• [Dataset items]:
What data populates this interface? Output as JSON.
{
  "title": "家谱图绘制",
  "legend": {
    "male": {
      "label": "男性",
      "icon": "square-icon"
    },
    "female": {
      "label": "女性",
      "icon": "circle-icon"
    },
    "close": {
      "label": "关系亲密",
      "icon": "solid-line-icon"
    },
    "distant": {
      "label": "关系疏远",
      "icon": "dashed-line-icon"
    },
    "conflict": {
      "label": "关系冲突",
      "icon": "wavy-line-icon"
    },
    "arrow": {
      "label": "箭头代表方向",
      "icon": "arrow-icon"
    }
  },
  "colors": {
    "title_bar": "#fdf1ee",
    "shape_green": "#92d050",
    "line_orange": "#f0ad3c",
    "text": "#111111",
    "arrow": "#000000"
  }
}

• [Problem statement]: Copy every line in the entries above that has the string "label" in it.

• [Written reply]:
      "label": "男性",
      "label": "女性",
      "label": "关系亲密",
      "label": "关系疏远",
      "label": "关系冲突",
      "label": "箭头代表方向",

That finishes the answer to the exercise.